[Component data from apps and pages]

====

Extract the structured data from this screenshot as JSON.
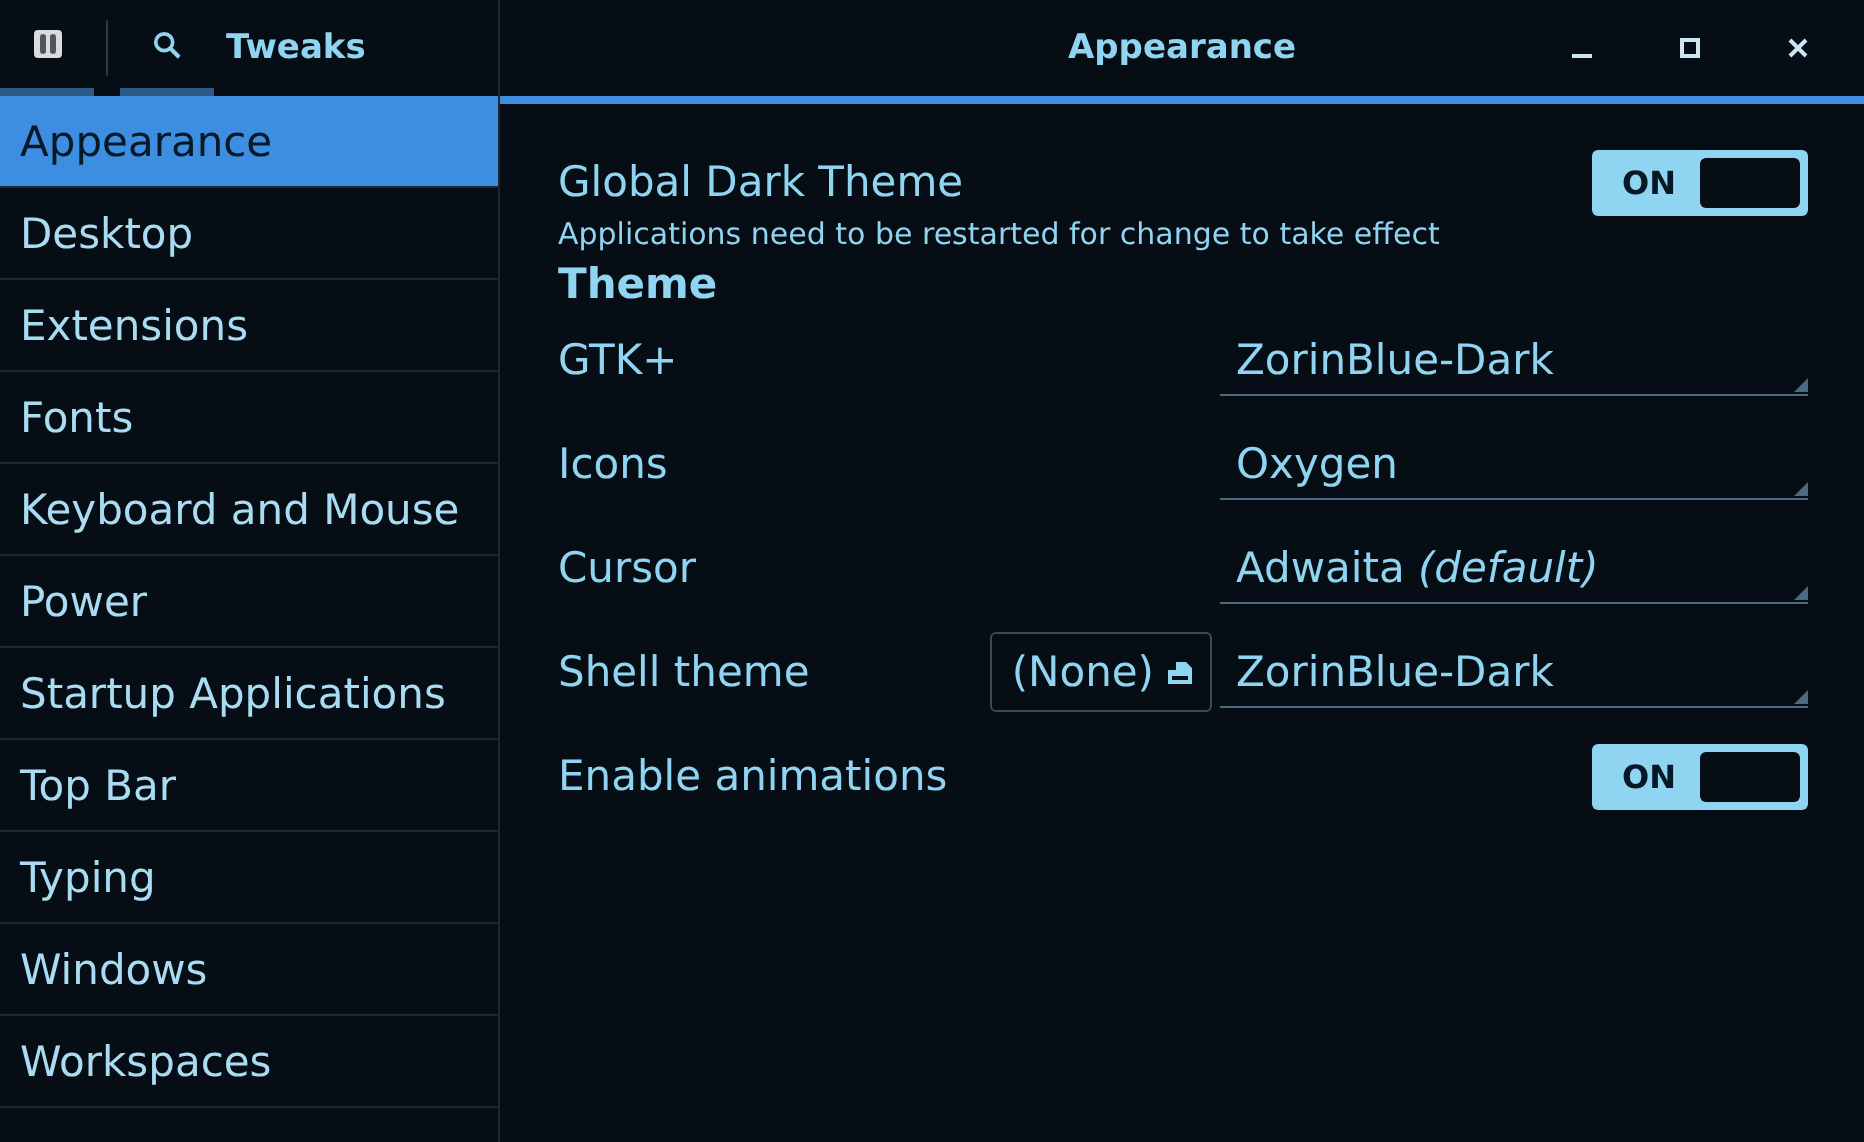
{
  "header": {
    "app_title": "Tweaks",
    "page_title": "Appearance"
  },
  "sidebar": {
    "items": [
      {
        "label": "Appearance",
        "selected": true
      },
      {
        "label": "Desktop",
        "selected": false
      },
      {
        "label": "Extensions",
        "selected": false
      },
      {
        "label": "Fonts",
        "selected": false
      },
      {
        "label": "Keyboard and Mouse",
        "selected": false
      },
      {
        "label": "Power",
        "selected": false
      },
      {
        "label": "Startup Applications",
        "selected": false
      },
      {
        "label": "Top Bar",
        "selected": false
      },
      {
        "label": "Typing",
        "selected": false
      },
      {
        "label": "Windows",
        "selected": false
      },
      {
        "label": "Workspaces",
        "selected": false
      }
    ]
  },
  "settings": [
    {
      "kind": "switch",
      "label": "Global Dark Theme",
      "note": "Applications need to be restarted for change to take effect",
      "switch_label": "ON",
      "on": true
    },
    {
      "kind": "heading",
      "label": "Theme"
    },
    {
      "kind": "combo",
      "label": "GTK+",
      "value": "ZorinBlue-Dark"
    },
    {
      "kind": "combo",
      "label": "Icons",
      "value": "Oxygen"
    },
    {
      "kind": "combo",
      "label": "Cursor",
      "value": "Adwaita *(default)*"
    },
    {
      "kind": "combo",
      "label": "Shell theme",
      "file_button": "(None)",
      "value": "ZorinBlue-Dark"
    },
    {
      "kind": "switch",
      "label": "Enable animations",
      "switch_label": "ON",
      "on": true
    }
  ]
}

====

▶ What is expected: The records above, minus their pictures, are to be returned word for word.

▶ Result:
Extract the structured data from this screenshot as JSON.
{
  "header": {
    "app_title": "Tweaks",
    "page_title": "Appearance"
  },
  "sidebar": {
    "items": [
      {
        "label": "Appearance",
        "selected": true
      },
      {
        "label": "Desktop",
        "selected": false
      },
      {
        "label": "Extensions",
        "selected": false
      },
      {
        "label": "Fonts",
        "selected": false
      },
      {
        "label": "Keyboard and Mouse",
        "selected": false
      },
      {
        "label": "Power",
        "selected": false
      },
      {
        "label": "Startup Applications",
        "selected": false
      },
      {
        "label": "Top Bar",
        "selected": false
      },
      {
        "label": "Typing",
        "selected": false
      },
      {
        "label": "Windows",
        "selected": false
      },
      {
        "label": "Workspaces",
        "selected": false
      }
    ]
  },
  "settings": [
    {
      "kind": "switch",
      "label": "Global Dark Theme",
      "note": "Applications need to be restarted for change to take effect",
      "switch_label": "ON",
      "on": true
    },
    {
      "kind": "heading",
      "label": "Theme"
    },
    {
      "kind": "combo",
      "label": "GTK+",
      "value": "ZorinBlue-Dark"
    },
    {
      "kind": "combo",
      "label": "Icons",
      "value": "Oxygen"
    },
    {
      "kind": "combo",
      "label": "Cursor",
      "value": "Adwaita *(default)*"
    },
    {
      "kind": "combo",
      "label": "Shell theme",
      "file_button": "(None)",
      "value": "ZorinBlue-Dark"
    },
    {
      "kind": "switch",
      "label": "Enable animations",
      "switch_label": "ON",
      "on": true
    }
  ]
}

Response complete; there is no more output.